In other words a magician of old times was a master of the media of his time. When few people could even read or write in their own language he was able to read and write many different languages and scripts.

The same applies to the magician of today - he must master the media of today. In a time where everybody can read or write to be able to read a book is not enough, he must master the computer and the internet, which is today what a book and a library was in older times. (Books and libraries still have their place in magical studies, but we must not be limited to them.) Today a magician who cannot use the computer and the internet is as unwise as an ancient magician who was illiterate.

There is an ancient legend - told by Socrates - about the Egyptian god Thoth (Theuth), the god of magic, who invented the letters. Note well, that it was the god of magic, who invented the letters. When he presented them, the new invention was feared and disregarded, and it was believed to be better to stick to the old ways – in other words to the old media:

Socrates: I heard, then, that at Naucratis, in Egypt, was one of the ancient gods of that country, the one whose sacred bird is called the ibis, and the name of the god himself was Theuth. He it was who invented numbers and arithmetic and geometry and astronomy, also draughts and dice, and, most important of all, letters. Now the king of all Egypt at that time was the god Thamus, who lived in the great city of the upper region, which the Greeks call the Egyptian Thebes, and they call the god himself Ammon. To him came Theuth to show his inventions, saying that they ought to be imparted to the other Egyptians. But Thamus asked what use there was in each, and as Theuth enumerated their uses, expressed praise or blame, according as he approved or disapproved.

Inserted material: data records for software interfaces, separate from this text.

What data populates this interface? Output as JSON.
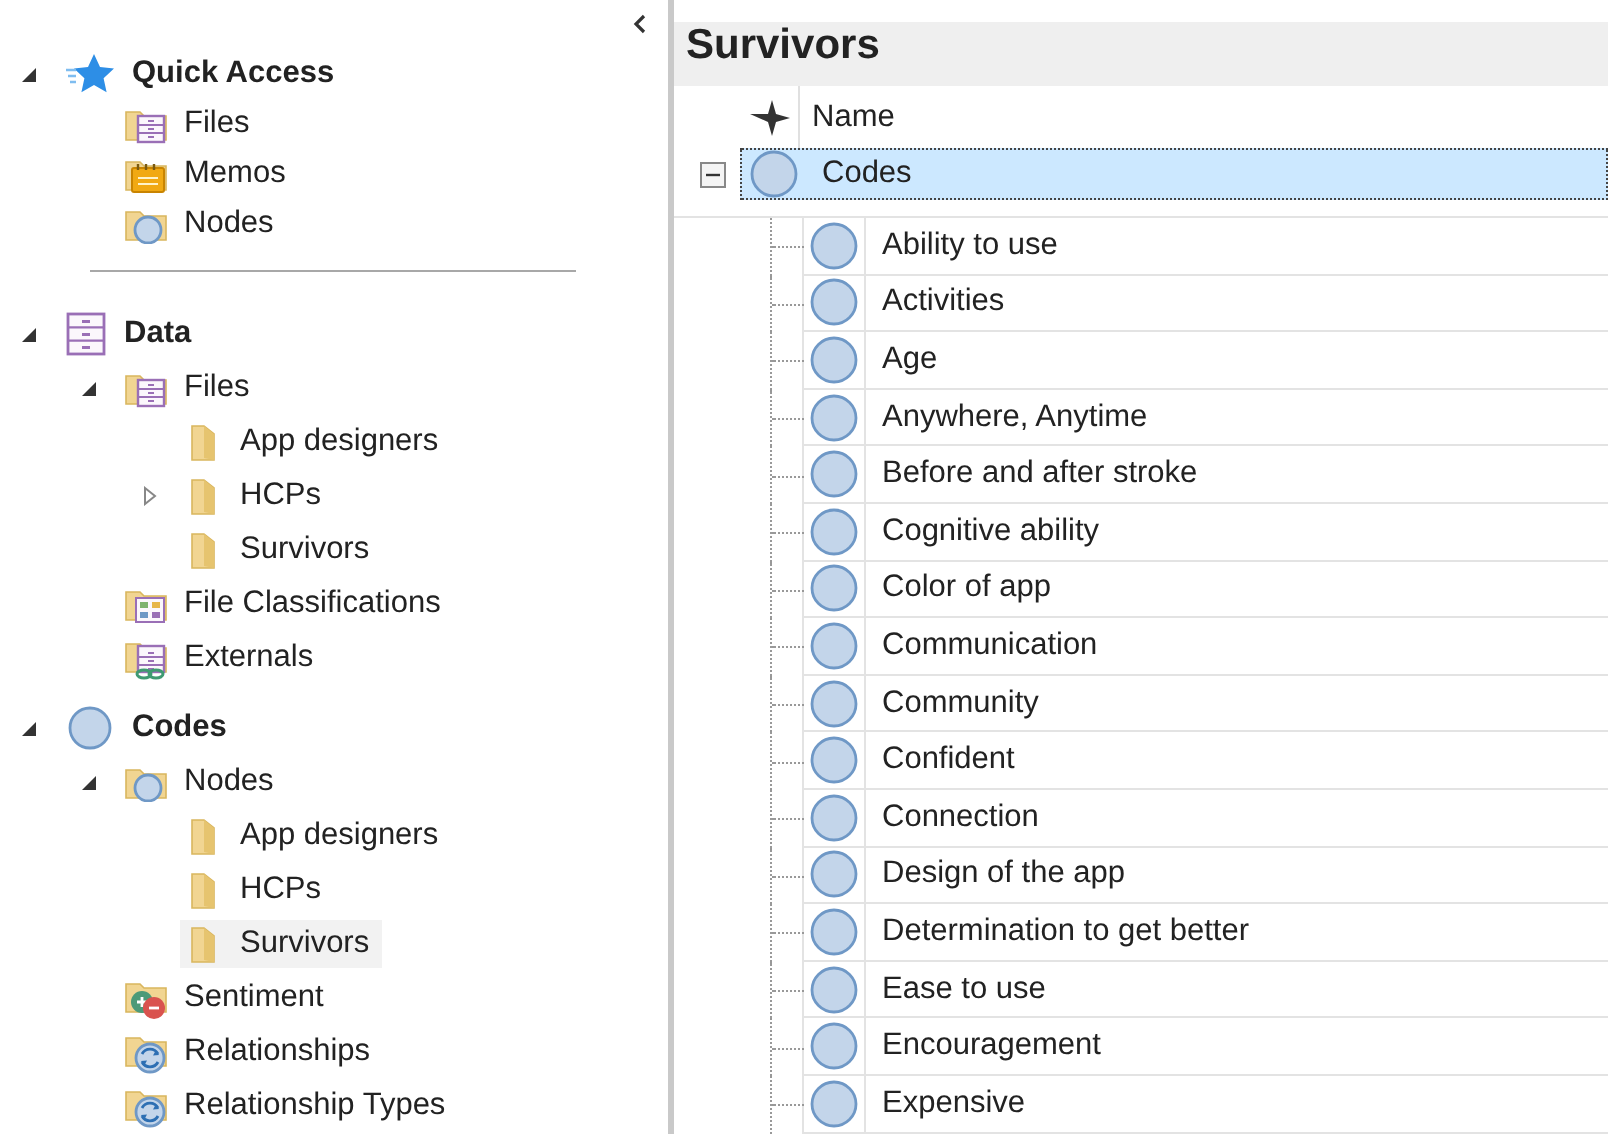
{
  "nav_pane": {
    "quick_access": {
      "label": "Quick Access",
      "expanded": true,
      "items": [
        {
          "label": "Files",
          "kind": "files",
          "selected": false
        },
        {
          "label": "Memos",
          "kind": "memos",
          "selected": false
        },
        {
          "label": "Nodes",
          "kind": "nodes",
          "selected": false
        }
      ]
    },
    "tree": [
      {
        "label": "Data",
        "kind": "cabinet",
        "expanded": true,
        "selected": false,
        "children": [
          {
            "label": "Files",
            "kind": "files",
            "expanded": true,
            "selected": false,
            "children": [
              {
                "label": "App designers",
                "kind": "folder",
                "selected": false
              },
              {
                "label": "HCPs",
                "kind": "folder",
                "expanded": false,
                "selected": false
              },
              {
                "label": "Survivors",
                "kind": "folder",
                "selected": false
              }
            ]
          },
          {
            "label": "File Classifications",
            "kind": "classifications",
            "selected": false
          },
          {
            "label": "Externals",
            "kind": "externals",
            "selected": false
          }
        ]
      },
      {
        "label": "Codes",
        "kind": "circle",
        "expanded": true,
        "selected": false,
        "children": [
          {
            "label": "Nodes",
            "kind": "nodes",
            "expanded": true,
            "selected": false,
            "children": [
              {
                "label": "App designers",
                "kind": "folder",
                "selected": false
              },
              {
                "label": "HCPs",
                "kind": "folder",
                "selected": false
              },
              {
                "label": "Survivors",
                "kind": "folder",
                "selected": true
              }
            ]
          },
          {
            "label": "Sentiment",
            "kind": "sentiment",
            "selected": false
          },
          {
            "label": "Relationships",
            "kind": "relationships",
            "selected": false
          },
          {
            "label": "Relationship Types",
            "kind": "relationships",
            "selected": false
          }
        ]
      }
    ]
  },
  "detail": {
    "title": "Survivors",
    "columns": [
      "Name"
    ],
    "root": {
      "label": "Codes",
      "expanded": true,
      "selected": true,
      "children": [
        {
          "label": "Ability to use",
          "selected": false
        },
        {
          "label": "Activities",
          "selected": false
        },
        {
          "label": "Age",
          "selected": false
        },
        {
          "label": "Anywhere, Anytime",
          "selected": false
        },
        {
          "label": "Before and after stroke",
          "selected": false
        },
        {
          "label": "Cognitive ability",
          "selected": false
        },
        {
          "label": "Color of app",
          "selected": false
        },
        {
          "label": "Communication",
          "selected": false
        },
        {
          "label": "Community",
          "selected": false
        },
        {
          "label": "Confident",
          "selected": false
        },
        {
          "label": "Connection",
          "selected": false
        },
        {
          "label": "Design of the app",
          "selected": false
        },
        {
          "label": "Determination to get better",
          "selected": false
        },
        {
          "label": "Ease to use",
          "selected": false
        },
        {
          "label": "Encouragement",
          "selected": false
        },
        {
          "label": "Expensive",
          "selected": false
        }
      ]
    }
  }
}
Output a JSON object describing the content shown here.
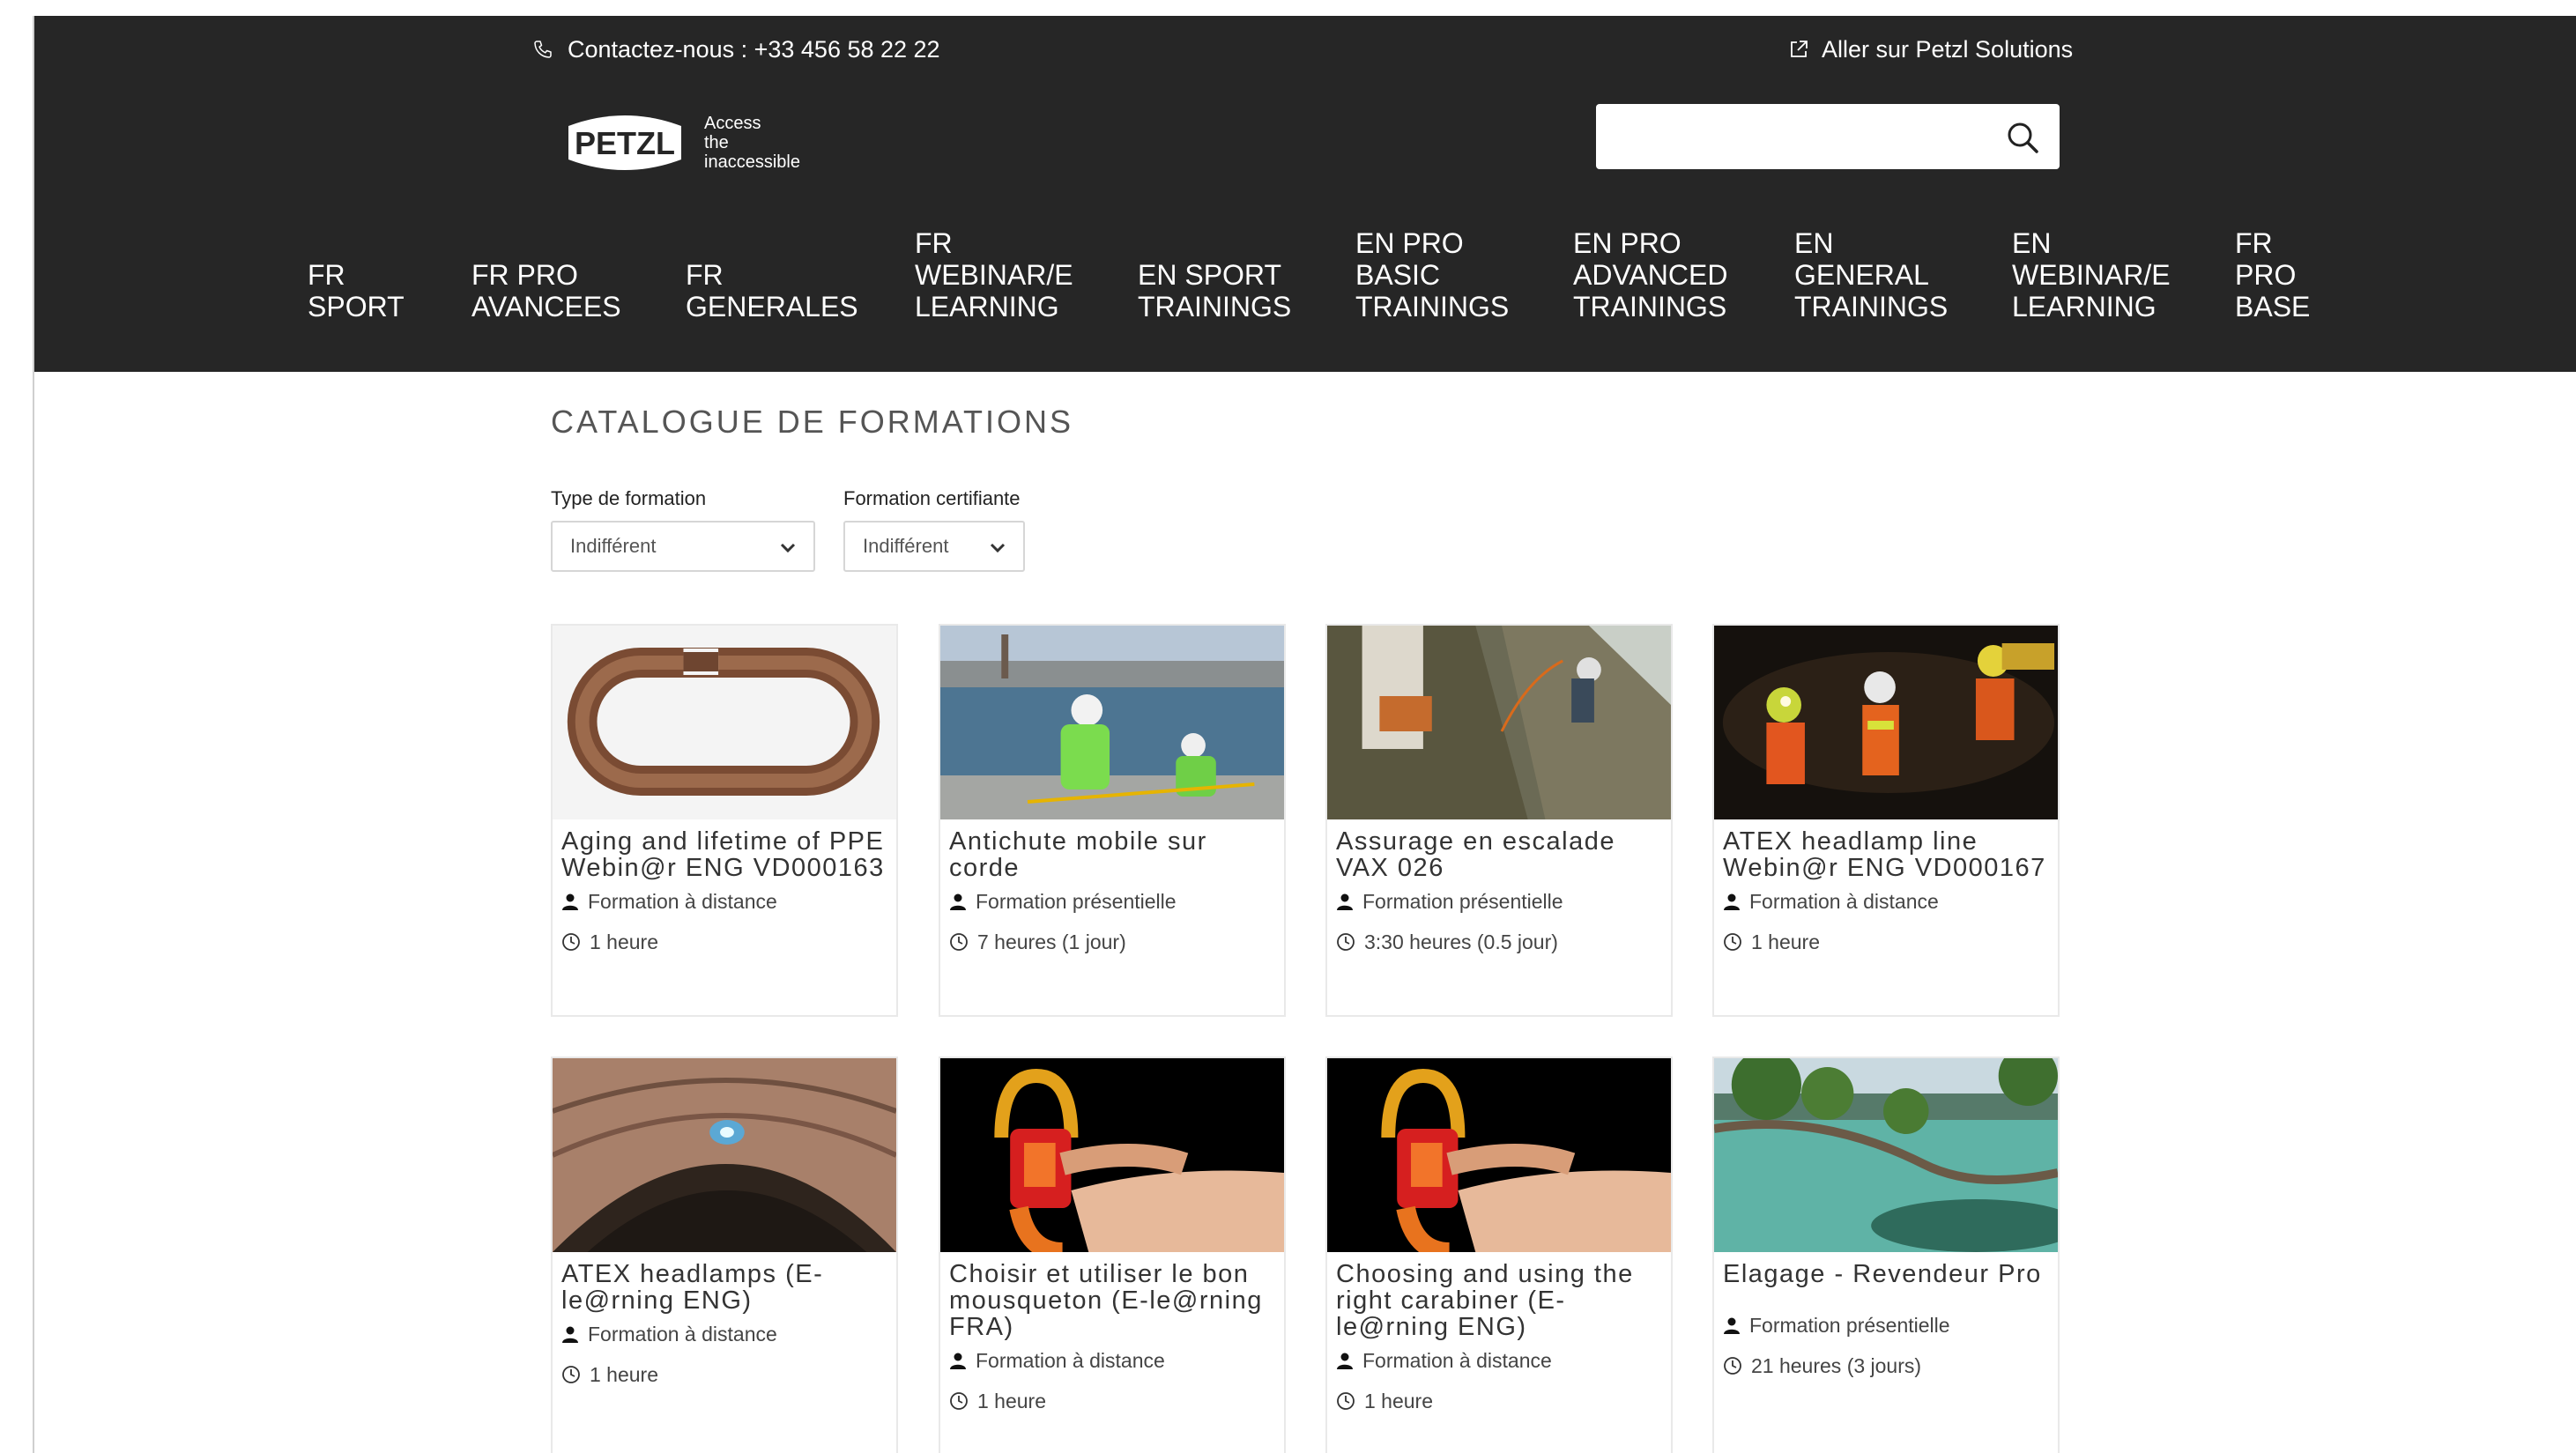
{
  "topbar": {
    "contact": "Contactez-nous : +33 456 58 22 22",
    "external_link": "Aller sur Petzl Solutions"
  },
  "brand": {
    "name": "PETZL",
    "tagline": [
      "Access",
      "the",
      "inaccessible"
    ]
  },
  "search": {
    "value": "",
    "placeholder": ""
  },
  "nav": [
    "FR\nSPORT",
    "FR PRO\nAVANCEES",
    "FR\nGENERALES",
    "FR\nWEBINAR/E\nLEARNING",
    "EN SPORT\nTRAININGS",
    "EN PRO\nBASIC\nTRAININGS",
    "EN PRO\nADVANCED\nTRAININGS",
    "EN\nGENERAL\nTRAININGS",
    "EN\nWEBINAR/E\nLEARNING",
    "FR\nPRO\nBASE"
  ],
  "page_title": "CATALOGUE DE FORMATIONS",
  "filters": [
    {
      "label": "Type de formation",
      "selected": "Indifférent"
    },
    {
      "label": "Formation certifiante",
      "selected": "Indifférent"
    }
  ],
  "cards": [
    {
      "title": "Aging and lifetime of PPE Webin@r ENG VD000163",
      "type": "Formation à distance",
      "duration": "1 heure"
    },
    {
      "title": "Antichute mobile sur corde",
      "type": "Formation présentielle",
      "duration": "7 heures (1 jour)"
    },
    {
      "title": "Assurage en escalade VAX 026",
      "type": "Formation présentielle",
      "duration": "3:30 heures (0.5 jour)"
    },
    {
      "title": "ATEX headlamp line Webin@r ENG VD000167",
      "type": "Formation à distance",
      "duration": "1 heure"
    },
    {
      "title": "ATEX headlamps (E-le@rning ENG)",
      "type": "Formation à distance",
      "duration": "1 heure"
    },
    {
      "title": "Choisir et utiliser le bon mousqueton (E-le@rning FRA)",
      "type": "Formation à distance",
      "duration": "1 heure"
    },
    {
      "title": "Choosing and using the right carabiner (E-le@rning ENG)",
      "type": "Formation à distance",
      "duration": "1 heure"
    },
    {
      "title": "Elagage - Revendeur Pro",
      "type": "Formation présentielle",
      "duration": "21 heures (3 jours)"
    }
  ]
}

The story goes that Thamus said many things to Theuth in praise or blame of the various arts, which it would take too long to repeat; but when they came to the letters, “This invention, O king,” said Theuth, “will make the Egyptians wiser and will improve their memories; for it is an elixir of memory and wisdom that I have discovered.” But Thamus replied, “Most ingenious Theuth, one man has the ability to beget arts, but the ability to judge of their usefulness or harmfulness to their users belongs to another; and now you, who are the father of letters, have been led by your affection to ascribe to them a power the opposite of that which they really possess. For this invention will produce forgetfulness in the minds of those who learn to use it, because they will not practice their memory. Their trust in writing, produced by external characters which are no part of themselves, will discourage the use of their own memory within them. You have invented an elixir not of memory, but of reminding; and you offer your pupils the appearance of wisdom, not true wisdom, for they will read many things without instruction and will therefore seem
to know many things, when they are for the most part ignorant and hard to get along with, since they are not wise, but only appear wise.1

What would an ancient magician have answered his apprentice, who told him that he cannot be bothered to learn all these ancient scripts? Most likely he would have told him, that being the apprentice of a true magician is a high honour and if he does not want to endure the discipline needed, he may not be worthy after all.

Do you think you have the makings of a true magician? If so, learning how to use a computer and the internet cannot be such a big obstacle, most children can learn it and so can you.



1Plato. Plato in Twelve Volumes, Vol. 9 translated by Harold N. Fowler. Cambridge, MA, Harvard University Press; London, William Heinemann Ltd. 1925. [274c-275b]
Zuletzt geändert: Sonntag, 16. Januar 2011, 01:21